The ministers at once appointed Cradock to the command of a division in Ireland, but his mind was `soured by ill-treatment' (Wellington's Supplementary Despatches, v. 261), and he speedily resigned his division and applied for active service. In December 1808 Cradock (lieutenant-general on 1 Jan. 1805) arrived at Lisbon to take command of the troops which Moore had left behind him in Portugal. Cradock's position was a difficult one. He had not more than ten thousand men under his command, including the sick and the stragglers, and could not put more than five thousand in the field.
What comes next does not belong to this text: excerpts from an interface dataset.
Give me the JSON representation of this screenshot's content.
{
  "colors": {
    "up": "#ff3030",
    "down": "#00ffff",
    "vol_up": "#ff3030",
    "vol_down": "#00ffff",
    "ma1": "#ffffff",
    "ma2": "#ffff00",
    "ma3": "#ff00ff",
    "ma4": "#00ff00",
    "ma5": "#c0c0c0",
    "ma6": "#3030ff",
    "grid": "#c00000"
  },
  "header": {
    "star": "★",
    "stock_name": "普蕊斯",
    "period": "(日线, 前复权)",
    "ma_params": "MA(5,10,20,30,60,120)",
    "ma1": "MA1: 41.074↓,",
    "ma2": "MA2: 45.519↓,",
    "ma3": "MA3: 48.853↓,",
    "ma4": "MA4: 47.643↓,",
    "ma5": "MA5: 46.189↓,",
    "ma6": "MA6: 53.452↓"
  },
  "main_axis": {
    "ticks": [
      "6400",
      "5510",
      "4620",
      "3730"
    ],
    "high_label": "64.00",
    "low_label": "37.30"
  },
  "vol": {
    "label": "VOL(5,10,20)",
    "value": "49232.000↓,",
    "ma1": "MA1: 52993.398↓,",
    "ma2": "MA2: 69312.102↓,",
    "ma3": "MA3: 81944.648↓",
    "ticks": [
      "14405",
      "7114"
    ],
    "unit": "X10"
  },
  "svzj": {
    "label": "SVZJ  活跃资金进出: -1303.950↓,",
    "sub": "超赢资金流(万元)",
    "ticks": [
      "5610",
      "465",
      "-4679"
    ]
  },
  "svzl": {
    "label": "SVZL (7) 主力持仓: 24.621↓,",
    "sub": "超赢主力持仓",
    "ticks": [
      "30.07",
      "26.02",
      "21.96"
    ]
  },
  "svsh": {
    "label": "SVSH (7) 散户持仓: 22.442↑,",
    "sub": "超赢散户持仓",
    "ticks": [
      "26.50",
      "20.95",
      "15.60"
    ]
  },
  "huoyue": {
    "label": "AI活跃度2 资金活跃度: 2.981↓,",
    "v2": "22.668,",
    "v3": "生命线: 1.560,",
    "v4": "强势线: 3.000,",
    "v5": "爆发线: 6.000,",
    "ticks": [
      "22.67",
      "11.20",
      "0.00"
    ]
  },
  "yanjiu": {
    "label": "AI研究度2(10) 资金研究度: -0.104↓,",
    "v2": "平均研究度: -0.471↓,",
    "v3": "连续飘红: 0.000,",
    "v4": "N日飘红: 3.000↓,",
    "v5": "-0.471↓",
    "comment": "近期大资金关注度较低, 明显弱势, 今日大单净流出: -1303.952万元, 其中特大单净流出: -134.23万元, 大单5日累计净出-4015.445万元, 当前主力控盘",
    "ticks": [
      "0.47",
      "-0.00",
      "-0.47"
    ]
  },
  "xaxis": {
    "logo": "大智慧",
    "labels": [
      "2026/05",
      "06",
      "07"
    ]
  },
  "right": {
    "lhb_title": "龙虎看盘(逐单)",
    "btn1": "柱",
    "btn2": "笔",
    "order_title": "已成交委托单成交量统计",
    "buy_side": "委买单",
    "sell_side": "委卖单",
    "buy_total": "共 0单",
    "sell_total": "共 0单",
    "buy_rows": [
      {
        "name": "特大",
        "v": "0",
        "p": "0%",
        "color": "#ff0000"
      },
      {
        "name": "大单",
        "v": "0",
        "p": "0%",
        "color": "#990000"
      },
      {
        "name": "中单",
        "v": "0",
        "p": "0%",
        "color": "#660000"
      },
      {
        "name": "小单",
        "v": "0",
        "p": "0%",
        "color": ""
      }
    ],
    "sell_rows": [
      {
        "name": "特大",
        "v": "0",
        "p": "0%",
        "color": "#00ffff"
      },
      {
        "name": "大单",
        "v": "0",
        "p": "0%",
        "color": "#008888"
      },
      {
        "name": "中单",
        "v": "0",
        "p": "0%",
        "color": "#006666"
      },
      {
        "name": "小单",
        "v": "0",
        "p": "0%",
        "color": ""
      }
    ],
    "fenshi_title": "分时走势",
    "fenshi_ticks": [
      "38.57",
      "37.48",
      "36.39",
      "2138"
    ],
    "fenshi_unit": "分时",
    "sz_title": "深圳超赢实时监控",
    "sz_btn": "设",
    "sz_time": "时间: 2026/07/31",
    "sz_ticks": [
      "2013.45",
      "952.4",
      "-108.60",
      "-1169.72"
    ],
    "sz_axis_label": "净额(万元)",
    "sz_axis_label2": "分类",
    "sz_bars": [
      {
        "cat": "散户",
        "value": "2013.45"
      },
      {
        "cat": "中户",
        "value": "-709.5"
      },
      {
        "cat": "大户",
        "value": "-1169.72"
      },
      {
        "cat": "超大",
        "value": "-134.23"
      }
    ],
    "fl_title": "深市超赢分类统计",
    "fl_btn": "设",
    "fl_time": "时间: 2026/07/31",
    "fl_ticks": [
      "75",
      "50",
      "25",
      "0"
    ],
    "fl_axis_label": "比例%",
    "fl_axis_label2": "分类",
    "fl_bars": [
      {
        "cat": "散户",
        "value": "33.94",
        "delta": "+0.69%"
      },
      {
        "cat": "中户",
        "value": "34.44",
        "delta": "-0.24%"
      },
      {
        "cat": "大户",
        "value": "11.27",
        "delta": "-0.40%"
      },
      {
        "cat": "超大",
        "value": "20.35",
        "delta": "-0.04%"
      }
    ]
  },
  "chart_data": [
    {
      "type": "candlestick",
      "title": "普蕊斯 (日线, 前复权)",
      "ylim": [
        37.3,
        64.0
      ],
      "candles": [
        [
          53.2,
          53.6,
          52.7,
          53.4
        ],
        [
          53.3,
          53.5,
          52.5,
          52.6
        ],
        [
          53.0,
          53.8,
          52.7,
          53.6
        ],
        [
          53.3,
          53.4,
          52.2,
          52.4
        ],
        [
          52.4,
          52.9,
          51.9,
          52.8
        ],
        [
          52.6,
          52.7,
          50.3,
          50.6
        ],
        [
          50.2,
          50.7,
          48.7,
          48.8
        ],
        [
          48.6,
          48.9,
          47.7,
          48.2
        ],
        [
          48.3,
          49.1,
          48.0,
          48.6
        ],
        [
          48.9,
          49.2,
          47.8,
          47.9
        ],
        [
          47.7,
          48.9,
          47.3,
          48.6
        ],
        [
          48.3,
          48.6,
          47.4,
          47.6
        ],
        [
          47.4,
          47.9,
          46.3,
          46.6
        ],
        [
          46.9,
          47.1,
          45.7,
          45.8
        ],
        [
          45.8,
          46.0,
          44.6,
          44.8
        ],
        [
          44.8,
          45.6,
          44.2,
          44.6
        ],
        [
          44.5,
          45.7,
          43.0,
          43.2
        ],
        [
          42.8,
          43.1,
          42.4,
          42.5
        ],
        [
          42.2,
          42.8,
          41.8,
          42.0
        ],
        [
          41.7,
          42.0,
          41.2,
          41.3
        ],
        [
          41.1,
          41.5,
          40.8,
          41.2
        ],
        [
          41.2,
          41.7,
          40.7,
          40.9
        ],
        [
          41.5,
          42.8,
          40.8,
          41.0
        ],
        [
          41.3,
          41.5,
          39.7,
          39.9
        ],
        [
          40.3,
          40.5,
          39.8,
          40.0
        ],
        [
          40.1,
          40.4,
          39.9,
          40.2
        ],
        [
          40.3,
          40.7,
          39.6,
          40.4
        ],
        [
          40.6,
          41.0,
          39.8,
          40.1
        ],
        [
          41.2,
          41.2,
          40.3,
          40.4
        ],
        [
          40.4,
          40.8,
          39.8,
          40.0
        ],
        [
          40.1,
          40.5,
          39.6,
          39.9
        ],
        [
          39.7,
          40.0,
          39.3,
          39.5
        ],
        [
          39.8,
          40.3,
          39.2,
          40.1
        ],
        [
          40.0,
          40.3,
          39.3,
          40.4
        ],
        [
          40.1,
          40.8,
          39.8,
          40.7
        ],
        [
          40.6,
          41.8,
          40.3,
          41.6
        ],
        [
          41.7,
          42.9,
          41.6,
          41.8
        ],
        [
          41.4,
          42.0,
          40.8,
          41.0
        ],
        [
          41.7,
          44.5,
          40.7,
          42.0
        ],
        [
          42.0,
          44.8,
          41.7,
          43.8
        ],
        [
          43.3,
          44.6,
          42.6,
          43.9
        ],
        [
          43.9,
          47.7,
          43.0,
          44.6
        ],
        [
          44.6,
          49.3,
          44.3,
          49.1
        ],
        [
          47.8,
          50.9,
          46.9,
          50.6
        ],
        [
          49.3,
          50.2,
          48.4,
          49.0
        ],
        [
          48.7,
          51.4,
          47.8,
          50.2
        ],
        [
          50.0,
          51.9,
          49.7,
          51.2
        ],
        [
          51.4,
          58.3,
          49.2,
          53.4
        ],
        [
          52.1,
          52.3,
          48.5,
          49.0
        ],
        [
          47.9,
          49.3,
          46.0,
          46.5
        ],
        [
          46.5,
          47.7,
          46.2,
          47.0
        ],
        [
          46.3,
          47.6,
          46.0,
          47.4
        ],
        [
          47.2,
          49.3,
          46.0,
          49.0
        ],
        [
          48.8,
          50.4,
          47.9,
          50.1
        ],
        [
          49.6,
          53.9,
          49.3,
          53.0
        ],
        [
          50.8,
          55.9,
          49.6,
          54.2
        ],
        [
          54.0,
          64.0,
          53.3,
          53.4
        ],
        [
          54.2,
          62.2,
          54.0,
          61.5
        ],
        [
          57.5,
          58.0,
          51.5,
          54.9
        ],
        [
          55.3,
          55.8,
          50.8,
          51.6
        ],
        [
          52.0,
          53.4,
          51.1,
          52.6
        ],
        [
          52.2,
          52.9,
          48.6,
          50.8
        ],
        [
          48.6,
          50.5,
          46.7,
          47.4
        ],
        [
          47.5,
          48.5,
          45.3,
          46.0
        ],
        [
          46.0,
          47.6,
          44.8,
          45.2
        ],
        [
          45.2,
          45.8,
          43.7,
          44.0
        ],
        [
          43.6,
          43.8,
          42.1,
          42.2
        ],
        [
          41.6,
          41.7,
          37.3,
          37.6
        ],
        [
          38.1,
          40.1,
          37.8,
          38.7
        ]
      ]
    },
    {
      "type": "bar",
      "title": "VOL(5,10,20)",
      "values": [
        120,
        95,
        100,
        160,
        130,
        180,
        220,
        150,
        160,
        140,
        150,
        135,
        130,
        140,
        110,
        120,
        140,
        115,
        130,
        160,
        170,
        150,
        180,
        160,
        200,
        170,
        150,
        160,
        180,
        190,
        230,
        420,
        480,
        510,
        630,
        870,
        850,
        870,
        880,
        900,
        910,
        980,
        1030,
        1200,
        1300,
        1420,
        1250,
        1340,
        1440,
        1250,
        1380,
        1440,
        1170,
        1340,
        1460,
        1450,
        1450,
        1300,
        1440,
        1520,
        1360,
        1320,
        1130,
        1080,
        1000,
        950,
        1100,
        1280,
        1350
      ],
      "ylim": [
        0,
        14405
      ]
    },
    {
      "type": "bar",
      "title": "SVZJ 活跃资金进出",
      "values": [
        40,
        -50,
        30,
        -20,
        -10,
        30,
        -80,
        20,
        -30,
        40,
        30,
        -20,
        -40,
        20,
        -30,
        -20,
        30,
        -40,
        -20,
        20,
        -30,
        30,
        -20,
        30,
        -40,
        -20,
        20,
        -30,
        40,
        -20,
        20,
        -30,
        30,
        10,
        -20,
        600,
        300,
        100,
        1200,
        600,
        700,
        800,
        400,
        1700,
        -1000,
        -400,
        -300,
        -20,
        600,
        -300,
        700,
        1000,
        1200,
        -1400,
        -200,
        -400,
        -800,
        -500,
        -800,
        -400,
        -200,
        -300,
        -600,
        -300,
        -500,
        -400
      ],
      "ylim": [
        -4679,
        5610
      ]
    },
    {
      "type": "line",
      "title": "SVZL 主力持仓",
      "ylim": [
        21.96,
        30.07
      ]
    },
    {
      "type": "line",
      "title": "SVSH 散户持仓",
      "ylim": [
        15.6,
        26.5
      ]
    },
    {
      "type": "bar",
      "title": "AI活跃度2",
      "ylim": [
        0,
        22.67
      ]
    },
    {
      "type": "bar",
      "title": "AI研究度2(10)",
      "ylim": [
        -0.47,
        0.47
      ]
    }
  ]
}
His position was soon complicated by Sir John Moore's retreat; the Portuguese regency wished him to advance to Oporto, and the people became furious and insulted and even murdered English soldiers in the streets of Lisbon. Cradock knew that it was impossible to protect Oporto against Soult's victorious army, and prepared instead to defend Lisbon, threatened both by Soult and Victor in the east. Instructions arrived for him to prepare to evacuate Portugal, but the English ministers suddenly resolved to defend Lisbon at all hazards, and Cradock was ordered to advance from Lisbon and take up a central position. He moved most unwillingly from Passa d'Arcos to Leiria, and there formed his small army in order of battle to await the advance of Soult from Oporto. Cradock had time to reorganise his army, and, after receiving reinforcements, had begun an advance against Soult, when the news arrived that the government had decided to promote him to the governorship of Gibraltar, and to supersede him in Portugal by Wellesley. Sir Arthur Wellesley did all he could to soften Cradock's disappointment, but to the end of his life he felt that he had been badly treated. In 1809 he was appointed colonel of the 43rd regiment, and in 1811 was promoted to the governorship of the Cape of Good Hope, which, however, he only retained till 1814. In 1812 he was promoted general, but he remained a disappointed man. The Duke of Wellington took his only son upon his personal staff, and through the duke's influence Cradock was created Lord Howden in the peerage of Ireland on 19 Oct. 1819. He was further favoured by the duke, and on 7 Sept. 1831 he was created a peer of the United Kingdom as Lord Howden of Howden and Grimston, co. York, on the coronation of William IV. He died at Grimston on 6 July 1839, in his seventy-ninth year.[Royal Military Calendar; for the mutiny at Vellore see the Asiatic Annual Register for 1807, papers presented to Parliament 1813, and Wilson's continuation of Mill's History of British India, vol. i. chap. ii.; for his services in Portugal see Napier's Peninsular War, book vi., chaps i. ii. iii.,and Appendices 1, 2, 3, 4, 5, 6, 8, and 9, which are of special value, as Lord Howden placed all his papers and manuscripts at Sir William Napier's disposal.]